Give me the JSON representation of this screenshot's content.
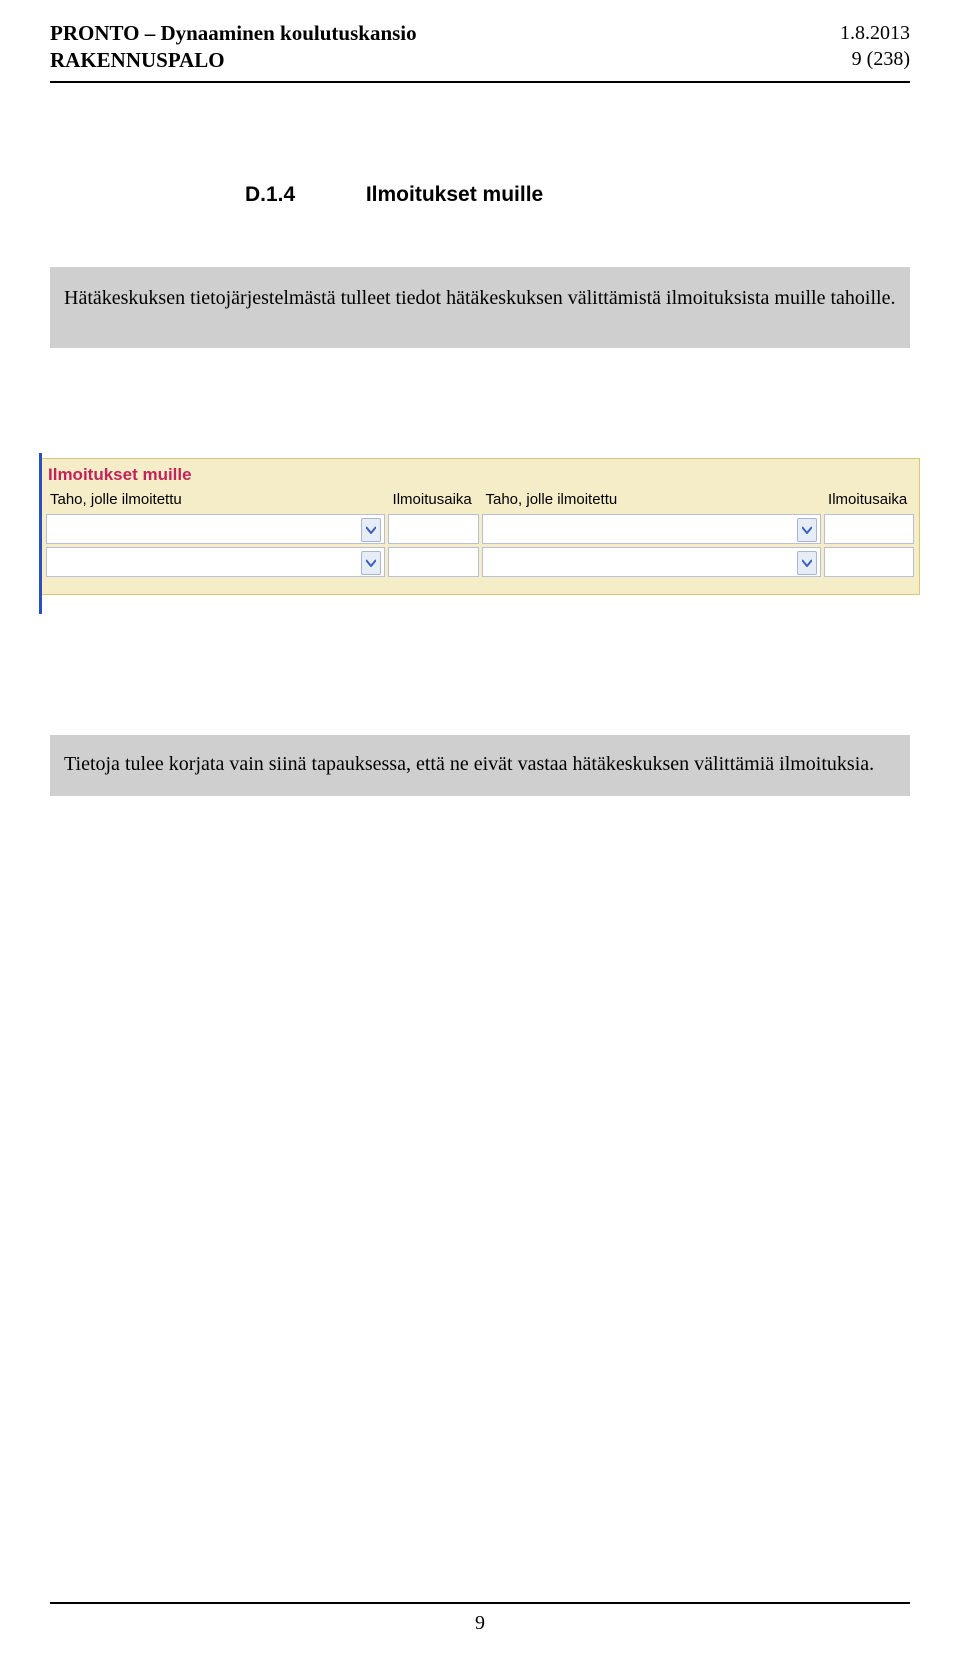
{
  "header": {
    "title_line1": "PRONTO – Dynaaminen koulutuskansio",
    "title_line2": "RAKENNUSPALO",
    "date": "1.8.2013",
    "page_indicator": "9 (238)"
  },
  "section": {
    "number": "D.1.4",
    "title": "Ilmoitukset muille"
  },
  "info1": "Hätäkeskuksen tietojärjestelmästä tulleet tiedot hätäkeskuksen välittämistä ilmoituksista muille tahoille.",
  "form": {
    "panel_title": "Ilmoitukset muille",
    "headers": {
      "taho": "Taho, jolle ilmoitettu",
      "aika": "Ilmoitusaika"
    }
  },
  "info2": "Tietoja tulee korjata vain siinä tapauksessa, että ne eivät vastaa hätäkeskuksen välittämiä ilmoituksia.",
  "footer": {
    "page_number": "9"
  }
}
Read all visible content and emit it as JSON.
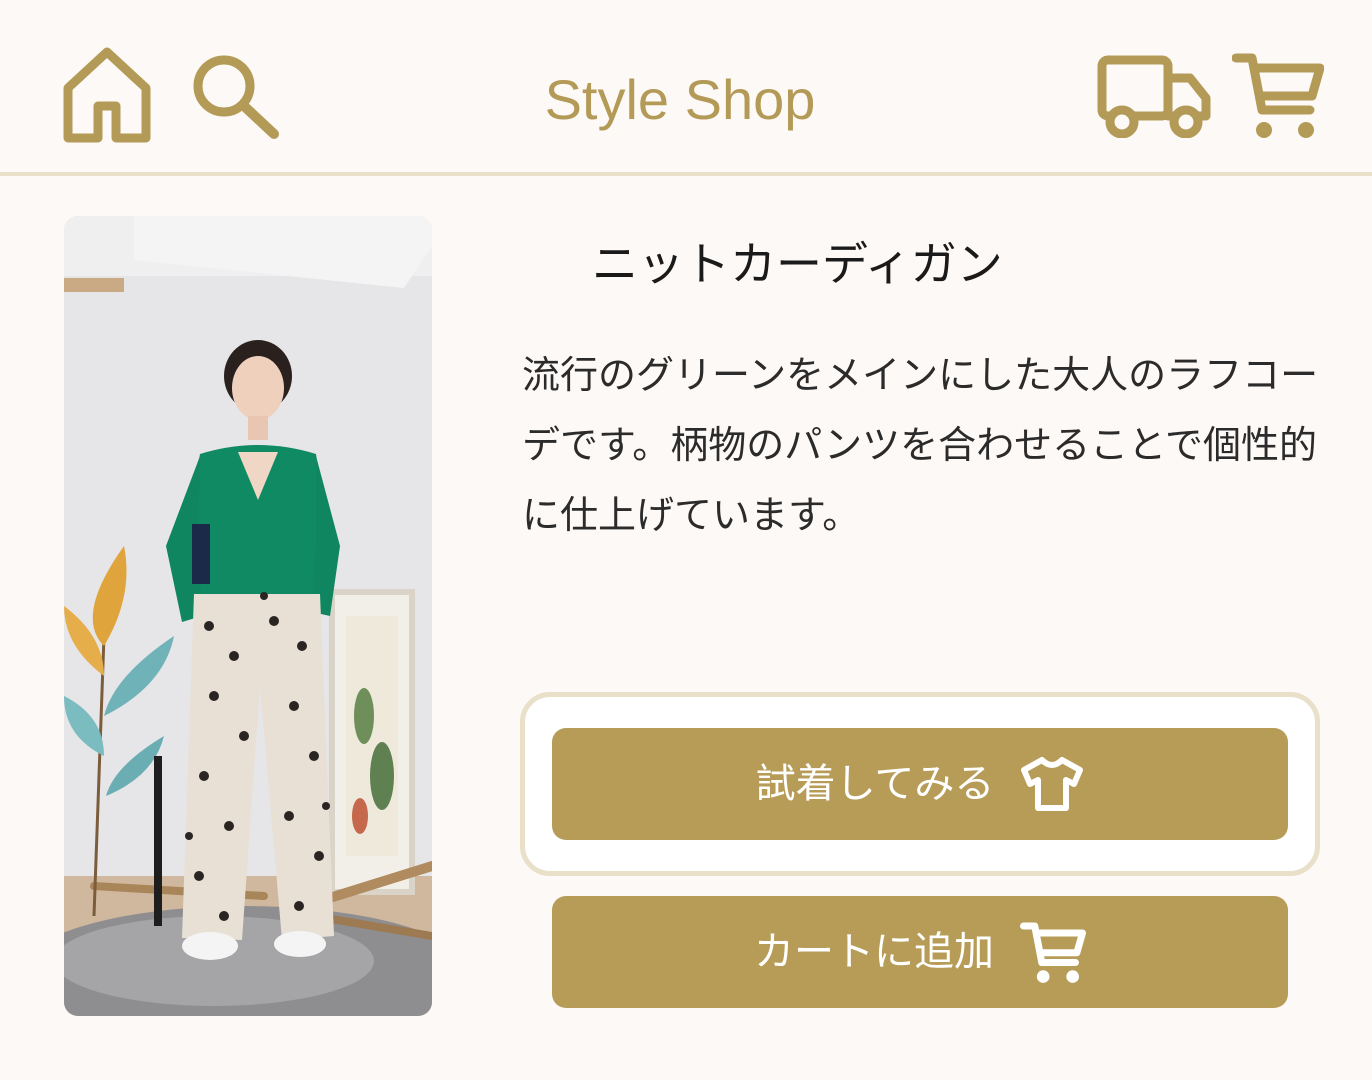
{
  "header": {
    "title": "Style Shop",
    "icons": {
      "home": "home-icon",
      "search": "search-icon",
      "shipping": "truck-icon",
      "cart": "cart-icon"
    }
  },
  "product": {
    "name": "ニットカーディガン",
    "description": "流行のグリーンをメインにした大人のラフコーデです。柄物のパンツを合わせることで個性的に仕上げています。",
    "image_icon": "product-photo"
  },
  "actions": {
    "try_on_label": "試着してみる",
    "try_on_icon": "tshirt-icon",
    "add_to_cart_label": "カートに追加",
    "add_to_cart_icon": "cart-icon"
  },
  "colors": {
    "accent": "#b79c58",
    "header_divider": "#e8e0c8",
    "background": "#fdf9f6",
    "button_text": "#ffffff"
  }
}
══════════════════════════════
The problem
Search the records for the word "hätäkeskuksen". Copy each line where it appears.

Task solution
  "info1": "Hätäkeskuksen tietojärjestelmästä tulleet tiedot hätäkeskuksen välittämistä ilmoituksista muille tahoille.",
  "info2": "Tietoja tulee korjata vain siinä tapauksessa, että ne eivät vastaa hätäkeskuksen välittämiä ilmoituksia.",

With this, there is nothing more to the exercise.